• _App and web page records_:
▽
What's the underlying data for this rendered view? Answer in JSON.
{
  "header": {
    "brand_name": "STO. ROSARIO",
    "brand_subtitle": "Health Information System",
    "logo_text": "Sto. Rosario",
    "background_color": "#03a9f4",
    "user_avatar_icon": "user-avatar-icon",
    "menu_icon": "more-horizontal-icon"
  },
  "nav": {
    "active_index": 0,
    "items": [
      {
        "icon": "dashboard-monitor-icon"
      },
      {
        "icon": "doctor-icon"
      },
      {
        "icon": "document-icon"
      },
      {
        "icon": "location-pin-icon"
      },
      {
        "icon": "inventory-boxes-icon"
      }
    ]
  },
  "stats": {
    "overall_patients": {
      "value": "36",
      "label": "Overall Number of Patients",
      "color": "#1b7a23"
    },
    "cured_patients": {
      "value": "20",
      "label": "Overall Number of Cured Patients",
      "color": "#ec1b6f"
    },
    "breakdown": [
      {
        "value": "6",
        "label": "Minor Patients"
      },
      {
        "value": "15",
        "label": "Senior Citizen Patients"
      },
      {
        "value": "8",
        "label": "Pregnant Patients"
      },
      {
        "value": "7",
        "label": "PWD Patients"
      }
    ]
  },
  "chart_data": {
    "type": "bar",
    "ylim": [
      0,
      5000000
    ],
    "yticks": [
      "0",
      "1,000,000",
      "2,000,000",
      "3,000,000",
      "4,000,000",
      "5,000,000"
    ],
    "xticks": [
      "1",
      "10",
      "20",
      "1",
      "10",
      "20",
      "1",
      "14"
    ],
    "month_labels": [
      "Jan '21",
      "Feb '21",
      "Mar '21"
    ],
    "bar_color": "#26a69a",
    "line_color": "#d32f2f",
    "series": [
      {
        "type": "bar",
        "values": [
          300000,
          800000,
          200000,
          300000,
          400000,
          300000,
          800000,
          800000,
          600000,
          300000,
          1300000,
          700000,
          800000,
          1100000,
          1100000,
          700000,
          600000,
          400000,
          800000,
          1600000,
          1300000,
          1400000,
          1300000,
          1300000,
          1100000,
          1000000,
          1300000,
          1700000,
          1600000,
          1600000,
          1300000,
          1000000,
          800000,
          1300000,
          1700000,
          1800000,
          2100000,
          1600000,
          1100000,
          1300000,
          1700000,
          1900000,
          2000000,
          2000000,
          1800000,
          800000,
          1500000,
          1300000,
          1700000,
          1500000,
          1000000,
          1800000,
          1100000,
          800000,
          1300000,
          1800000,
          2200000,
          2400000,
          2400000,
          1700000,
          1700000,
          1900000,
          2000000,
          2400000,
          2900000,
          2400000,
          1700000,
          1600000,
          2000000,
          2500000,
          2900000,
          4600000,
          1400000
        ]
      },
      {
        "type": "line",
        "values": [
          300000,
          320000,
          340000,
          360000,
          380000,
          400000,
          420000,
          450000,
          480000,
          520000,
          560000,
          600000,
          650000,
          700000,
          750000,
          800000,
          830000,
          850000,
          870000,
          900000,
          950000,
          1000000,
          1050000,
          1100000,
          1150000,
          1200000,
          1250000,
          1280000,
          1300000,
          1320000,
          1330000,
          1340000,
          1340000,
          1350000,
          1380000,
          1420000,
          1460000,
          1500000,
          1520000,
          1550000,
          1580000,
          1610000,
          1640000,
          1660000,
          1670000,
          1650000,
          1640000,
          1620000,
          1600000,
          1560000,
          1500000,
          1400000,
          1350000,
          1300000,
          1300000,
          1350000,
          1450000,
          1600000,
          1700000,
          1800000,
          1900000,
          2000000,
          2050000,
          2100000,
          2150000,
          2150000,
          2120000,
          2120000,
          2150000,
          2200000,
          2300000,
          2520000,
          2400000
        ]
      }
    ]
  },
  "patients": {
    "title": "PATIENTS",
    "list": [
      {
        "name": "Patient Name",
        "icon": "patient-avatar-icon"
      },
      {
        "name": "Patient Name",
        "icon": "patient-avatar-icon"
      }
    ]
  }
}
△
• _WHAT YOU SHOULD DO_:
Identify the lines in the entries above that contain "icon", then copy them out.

• _THE ANSWER_:
    "user_avatar_icon": "user-avatar-icon",
    "menu_icon": "more-horizontal-icon"
        "icon": "dashboard-monitor-icon"
        "icon": "doctor-icon"
        "icon": "document-icon"
        "icon": "location-pin-icon"
        "icon": "inventory-boxes-icon"
        "icon": "patient-avatar-icon"
        "icon": "patient-avatar-icon"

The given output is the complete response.